I wish to express my sincere thanks to the Post-Gazette for the editorial about live pigeon shoots ("Bird Brains: Why Shoot a Live Pigeon When Clay Would Do?" June 24). Pennsylvania is the last state to openly practice pigeon shoots. Forty-five of the states have statutes that specifically prohibit them; with the exception of Pennsylvania, the remaining have statutes that should cover pigeon shoots should there ever be one in that state.
Real hunters know shooting a bird from a launch -- in some cases they are weighted down -- or one that is tethered is not real hunting.

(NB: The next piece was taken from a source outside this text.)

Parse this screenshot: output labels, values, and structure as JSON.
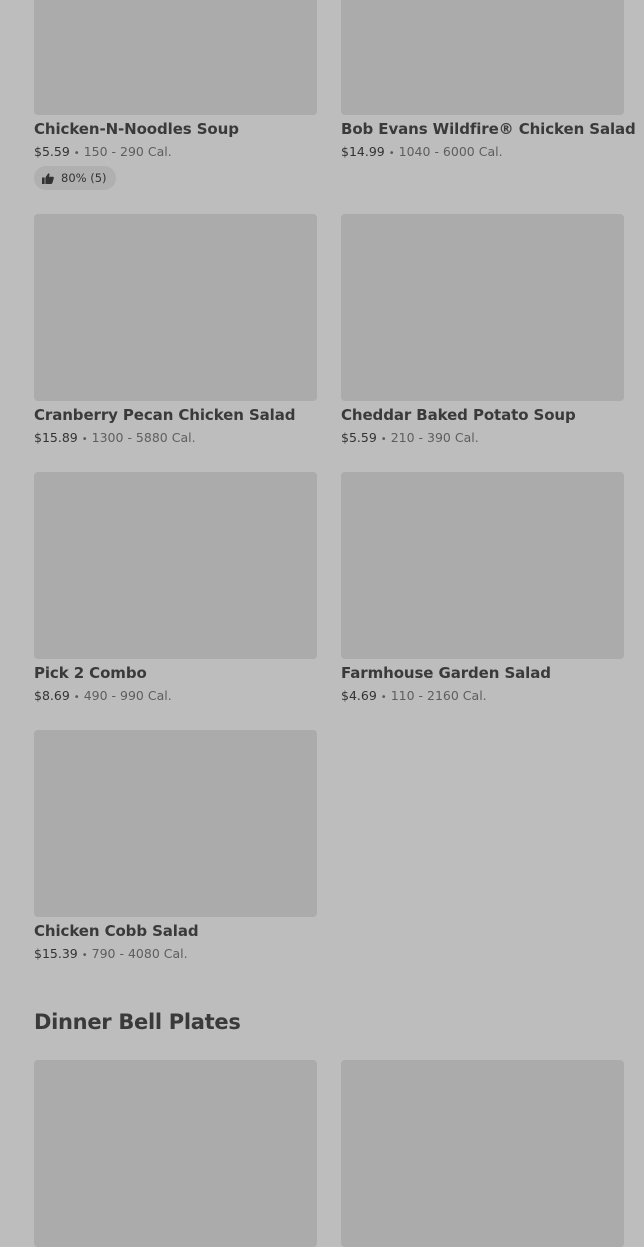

The pigeons are captured and collected for weeks ahead of time, often illegally trapped and trafficked from neighboring states, then released from trap boxes only yards away from the so-called "sportsmen." The birds are generally dazed and suffering from dehydration or starvation as they are sprung out of the boxes.
Rather than mercifully being given a quick death, 70 percent of the birds are injured when shot and either left to suffer slow deaths or collected and killed by pigeon shoot "trapper boys" or "wringers," traditionally children, who break their necks, step on them, tear off wings, suffocate them or cut off their heads with garden shears, among other abuses.
Some suffering birds end up on resident porches and yards in hopes of finding compassion. Wildlife rehabilitators across the states of Pennsylvania, New York and New Jersey care for many of these injured birds brought to their doors.
Legislators should end this cruel practice and embarrassment to the commonwealth.
Wildbird Recovery Inc.